2

Though your writing is mechanically sound (except for the misuse of the word "magnanimous") and your thesis is clear, it falls way short of the guidelines simply because it contains too many unsubstantiated editorial comments. By "too many" I mean greater than or equal to one. As a point of reference, I was once dinged on a college essay for sarcastically ...


1

Gee, I agree with what. You need a specialist. Something that helped me, though (I was a perfectionist, too) is this quote: "Art is never finished, only abandoned." - Leonardo da Vinci Give up perfection. Look at your writing as something that improves incrementally rather than something that is fixed. You can always come back and edit later; something ...


1

Any reflection written in an European context is based on a philosophical idea of reasoning. It means the issue is deepened and put in perspective. Each development brings a new nuance. This however, has nothing to do with "not picking a side" (as this has to do with writing a report or a argumentative essay). Any reflection written in an American context ...


1

Being concise is certainly a worthy goal. If you can convey an idea in 300 words that someone else takes 3000 words to express, that's a good thing. On the other hand, if what you write is very short that might mean that you don't have very much to say, or that you didn't do the research to get all the relevant information, or that you didn't think through ...


1

The abstract should have the main ideas you'll be supporting in your text. You probably don' t want to put ideas in your abstract that conflict with what you're going to be defending but mostly those ideas that you want other people to agree with. Also, don't put everything there, only the main ideas. Writing the abstract is a good exercise on summarizing ...


1

If you cite an included full quotation and immediately discuss it phrase by phrase, then you don't have to cite every phrase, every time. That's just silly. I'd go so far as to say it's insulting, as it implies you think your readers are morons. But if the partial quotes are some paragraphs removed from the original quote, with discussion between that ...


1

When using the MLA guideline and quoting a text, if you are introducing any modifications into the quotation, mark the same by placing square brackets [ ] at the appropriate spot. For example (adapted from here) Original quotation: "Reading is also a process and it also changes you." 1) Margaret Atwood wants her readers to realize that ...


1

Here are a few notes: "understated oppression" - doesn't make sense. Reporting on the oppression can be understated, but not the oppression itself. Same with "blithely blinded". The blithely seems to refer to the doer who does the blinding, not the people who are unconcerned about being blinded as was probably your intent. When you start a new thought or ...

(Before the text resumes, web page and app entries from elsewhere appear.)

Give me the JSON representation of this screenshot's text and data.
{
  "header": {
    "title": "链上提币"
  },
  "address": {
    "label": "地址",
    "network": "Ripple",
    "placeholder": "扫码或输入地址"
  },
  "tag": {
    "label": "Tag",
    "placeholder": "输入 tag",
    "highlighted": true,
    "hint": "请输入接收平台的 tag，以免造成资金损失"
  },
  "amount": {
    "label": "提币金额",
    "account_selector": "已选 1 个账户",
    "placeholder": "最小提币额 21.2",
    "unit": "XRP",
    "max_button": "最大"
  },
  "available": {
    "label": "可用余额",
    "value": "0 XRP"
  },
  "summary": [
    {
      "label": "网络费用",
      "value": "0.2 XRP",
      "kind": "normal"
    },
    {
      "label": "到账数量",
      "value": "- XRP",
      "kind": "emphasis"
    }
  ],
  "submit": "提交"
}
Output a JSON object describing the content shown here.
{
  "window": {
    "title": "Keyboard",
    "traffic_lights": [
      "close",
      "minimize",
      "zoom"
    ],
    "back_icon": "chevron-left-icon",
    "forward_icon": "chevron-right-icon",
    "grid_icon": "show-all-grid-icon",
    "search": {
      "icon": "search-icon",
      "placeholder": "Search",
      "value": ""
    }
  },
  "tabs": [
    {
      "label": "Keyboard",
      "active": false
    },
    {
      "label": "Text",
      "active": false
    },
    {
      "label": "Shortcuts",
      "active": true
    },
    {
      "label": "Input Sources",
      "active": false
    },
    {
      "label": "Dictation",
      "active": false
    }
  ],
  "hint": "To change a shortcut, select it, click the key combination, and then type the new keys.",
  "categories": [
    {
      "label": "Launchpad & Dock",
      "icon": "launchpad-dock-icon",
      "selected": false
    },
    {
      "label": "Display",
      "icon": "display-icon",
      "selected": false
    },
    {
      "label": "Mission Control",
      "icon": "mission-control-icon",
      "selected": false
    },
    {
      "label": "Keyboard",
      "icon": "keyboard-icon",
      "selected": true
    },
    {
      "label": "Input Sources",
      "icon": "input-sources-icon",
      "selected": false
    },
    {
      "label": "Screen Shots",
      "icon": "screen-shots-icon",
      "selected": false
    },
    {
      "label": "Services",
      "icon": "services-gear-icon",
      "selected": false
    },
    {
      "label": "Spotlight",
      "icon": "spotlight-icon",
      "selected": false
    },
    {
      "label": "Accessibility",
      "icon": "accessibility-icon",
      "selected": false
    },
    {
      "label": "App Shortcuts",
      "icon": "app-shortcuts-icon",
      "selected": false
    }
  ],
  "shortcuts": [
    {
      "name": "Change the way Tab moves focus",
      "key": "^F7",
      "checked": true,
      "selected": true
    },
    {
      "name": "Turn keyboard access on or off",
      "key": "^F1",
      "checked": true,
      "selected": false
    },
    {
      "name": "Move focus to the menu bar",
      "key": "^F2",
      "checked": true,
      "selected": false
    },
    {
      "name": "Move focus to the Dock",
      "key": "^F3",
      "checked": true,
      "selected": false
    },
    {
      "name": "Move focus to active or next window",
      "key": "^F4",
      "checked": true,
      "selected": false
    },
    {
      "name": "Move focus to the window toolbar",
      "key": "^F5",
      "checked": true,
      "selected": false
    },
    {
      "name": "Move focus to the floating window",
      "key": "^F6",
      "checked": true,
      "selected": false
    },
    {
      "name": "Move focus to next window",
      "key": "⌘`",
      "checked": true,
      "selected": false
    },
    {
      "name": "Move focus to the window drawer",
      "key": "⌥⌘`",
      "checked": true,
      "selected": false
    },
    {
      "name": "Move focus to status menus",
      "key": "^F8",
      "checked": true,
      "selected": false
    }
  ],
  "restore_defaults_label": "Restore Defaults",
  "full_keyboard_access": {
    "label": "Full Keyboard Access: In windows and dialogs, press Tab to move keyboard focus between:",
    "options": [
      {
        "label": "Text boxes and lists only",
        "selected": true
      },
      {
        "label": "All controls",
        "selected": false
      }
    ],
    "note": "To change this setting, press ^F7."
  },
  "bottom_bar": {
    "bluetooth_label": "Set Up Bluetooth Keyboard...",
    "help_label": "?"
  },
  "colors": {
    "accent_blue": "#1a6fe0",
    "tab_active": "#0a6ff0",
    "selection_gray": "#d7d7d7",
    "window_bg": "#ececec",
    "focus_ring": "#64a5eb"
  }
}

Only top voted, non community-wiki answers of a minimum length are eligible